As a Sociology and Anthropology double major, as well as a double minor in Creativity, the Arts, & Social Transformation (CAST) and Social Justice & Social Policy (SJSP) at Brandeis, I am constantly examining the power of people and social networks in my classes. My classmates, professors and I discuss the systems and patterns of society that make up human lived experience, and how different experiences and histories of oppression, connection, and privilege create unequal opportunities for communities around the world.
In these discussions, we often speak about social justice, and how different social movements, both grassroots and political, have reshaped human history and have combated against violence. When engaging in social justice work, and especially in social movements, belief in the movement and passion for equality drive people to seek action. Oftentimes, it is also one’s social network and connections with people who are already involved in a movement that propels them to fight for social change.

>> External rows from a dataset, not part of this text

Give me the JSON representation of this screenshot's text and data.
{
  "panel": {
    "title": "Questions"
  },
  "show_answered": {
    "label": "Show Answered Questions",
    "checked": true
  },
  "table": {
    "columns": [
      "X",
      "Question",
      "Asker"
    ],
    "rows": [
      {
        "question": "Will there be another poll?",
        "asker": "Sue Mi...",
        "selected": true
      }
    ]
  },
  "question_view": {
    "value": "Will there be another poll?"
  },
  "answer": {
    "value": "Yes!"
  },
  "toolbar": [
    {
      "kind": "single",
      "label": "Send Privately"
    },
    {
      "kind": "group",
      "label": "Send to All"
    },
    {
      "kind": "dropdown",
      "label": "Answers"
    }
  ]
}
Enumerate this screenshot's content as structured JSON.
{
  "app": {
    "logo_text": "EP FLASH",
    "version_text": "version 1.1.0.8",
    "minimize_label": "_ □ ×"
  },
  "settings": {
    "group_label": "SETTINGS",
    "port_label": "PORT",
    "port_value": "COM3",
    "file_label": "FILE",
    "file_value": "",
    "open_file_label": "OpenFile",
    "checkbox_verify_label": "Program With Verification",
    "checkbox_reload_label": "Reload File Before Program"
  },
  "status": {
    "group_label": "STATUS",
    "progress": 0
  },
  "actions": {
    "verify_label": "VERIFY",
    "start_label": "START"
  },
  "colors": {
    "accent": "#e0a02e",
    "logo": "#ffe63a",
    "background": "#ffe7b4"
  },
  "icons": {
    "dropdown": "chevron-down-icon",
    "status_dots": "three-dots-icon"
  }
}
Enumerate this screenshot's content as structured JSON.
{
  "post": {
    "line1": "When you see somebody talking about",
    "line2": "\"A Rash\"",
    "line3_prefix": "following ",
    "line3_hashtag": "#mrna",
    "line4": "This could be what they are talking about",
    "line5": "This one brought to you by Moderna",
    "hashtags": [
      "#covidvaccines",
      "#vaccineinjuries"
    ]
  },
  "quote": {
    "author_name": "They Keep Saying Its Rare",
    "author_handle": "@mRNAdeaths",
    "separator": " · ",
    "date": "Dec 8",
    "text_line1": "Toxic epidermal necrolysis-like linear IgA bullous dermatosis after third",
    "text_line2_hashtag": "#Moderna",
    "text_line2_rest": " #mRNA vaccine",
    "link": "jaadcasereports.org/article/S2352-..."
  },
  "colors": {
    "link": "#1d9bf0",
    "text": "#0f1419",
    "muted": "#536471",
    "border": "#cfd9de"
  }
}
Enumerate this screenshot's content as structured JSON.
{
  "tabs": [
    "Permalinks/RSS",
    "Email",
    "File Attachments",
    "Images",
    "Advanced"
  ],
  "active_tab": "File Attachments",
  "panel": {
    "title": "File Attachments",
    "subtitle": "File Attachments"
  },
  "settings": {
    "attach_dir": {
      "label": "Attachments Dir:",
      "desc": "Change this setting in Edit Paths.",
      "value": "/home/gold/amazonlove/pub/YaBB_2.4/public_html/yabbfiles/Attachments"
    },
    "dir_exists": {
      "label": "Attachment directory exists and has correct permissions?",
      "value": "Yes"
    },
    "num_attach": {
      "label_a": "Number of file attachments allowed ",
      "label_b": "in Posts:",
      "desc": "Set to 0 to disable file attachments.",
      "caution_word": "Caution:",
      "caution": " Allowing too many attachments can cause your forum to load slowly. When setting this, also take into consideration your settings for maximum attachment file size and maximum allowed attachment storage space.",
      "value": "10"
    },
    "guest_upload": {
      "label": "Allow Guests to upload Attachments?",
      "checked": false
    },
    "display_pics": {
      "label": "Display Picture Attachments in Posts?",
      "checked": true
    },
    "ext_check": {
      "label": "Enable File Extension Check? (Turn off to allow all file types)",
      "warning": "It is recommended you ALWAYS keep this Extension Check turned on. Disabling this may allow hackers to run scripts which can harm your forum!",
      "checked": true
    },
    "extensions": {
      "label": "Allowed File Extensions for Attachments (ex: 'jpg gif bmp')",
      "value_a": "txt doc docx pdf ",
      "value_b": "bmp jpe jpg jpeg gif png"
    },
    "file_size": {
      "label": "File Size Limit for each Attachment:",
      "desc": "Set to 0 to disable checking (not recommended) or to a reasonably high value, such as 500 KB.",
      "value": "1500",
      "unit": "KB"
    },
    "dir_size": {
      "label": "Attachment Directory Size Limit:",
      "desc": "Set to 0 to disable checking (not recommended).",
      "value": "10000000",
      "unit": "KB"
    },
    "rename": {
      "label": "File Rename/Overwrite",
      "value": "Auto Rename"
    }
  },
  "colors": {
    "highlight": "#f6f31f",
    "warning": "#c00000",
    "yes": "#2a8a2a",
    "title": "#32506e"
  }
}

In the Brandeis class “Protest, Politics, and Change: Social Movements,” which I took during the spring of my junior year, we read from a book that discussed this very topic. Our relationships with our personal networks truly shape how we act and behave, and it is often a person that initially guides us towards social change, rather than an overwhelming belief and passion for a movement.
This is a challenging thing to recognize since we want to believe that our agency and lived experience propels us to seek social justice, which is true, but the networks around us have a strong influence on our decisions as well. This may come in the form of a friend taking you to your first protest, going with a group of your friends to join a Waltham Group at Brandeis, or in my case, seeing my cousin work at the sexual violence prevention center at Brandeis—the Prevention, Advocacy & Resource Center or PARC—and wanting to join that team of people. It was that team of people that got me through the door at PARC, but it is my developed passion for sexual violence prevention that has kept me in the room, working towards anti-violence practices on college campuses.
You may be wondering: what do social networks and social justice have to do with being a recruitment intern at Avodah?
In my short time working at Avodah and seeing the recruitment process, one aspect of the process that really sticks out to me is the need for relationship building, networking, and the utilization of current networks. Avodah’s recruitment strategy utilizes the technique of “word-of-mouth” advertising. The majority of people who participate in the Service Corps program, as well as people who are connected to Avodah, have heard about Avodah from someone they know, or have known someone who did the Service Corps program. Yes, I also message people on LinkedIn and Handshake and send out emails to connectors around the Jewish community, but the recruitment team asks staff to really dive into their own personal networks and refer people to our program.
Why is this technique so much more effective than other forms of recruitment? Well, it is exactly about what I shared earlier: social networks and relationships with the people around us guide our decisions and passion for social movements. People may not be as inclined to join the Service Corps if they do not know about someone else’s experience participating in the program. People may be way more excited to join Avodah if they know someone they trust and admire who has raved about the experience of working with an Avodah placement and living communally with members their age. Sometimes we just need someone to get us in the door, and recruitment at Avodah recognizes that.
Social justice work can be exhausting and time-consuming, but also extremely rewarding. And when you have a community and support around you, the work feels much less daunting and more enjoyable with the right social network. Avodah offers young people the opportunity to expand their networks with like-minded people, encourage the continuation of social justice work, and influence more and more social justice leaders.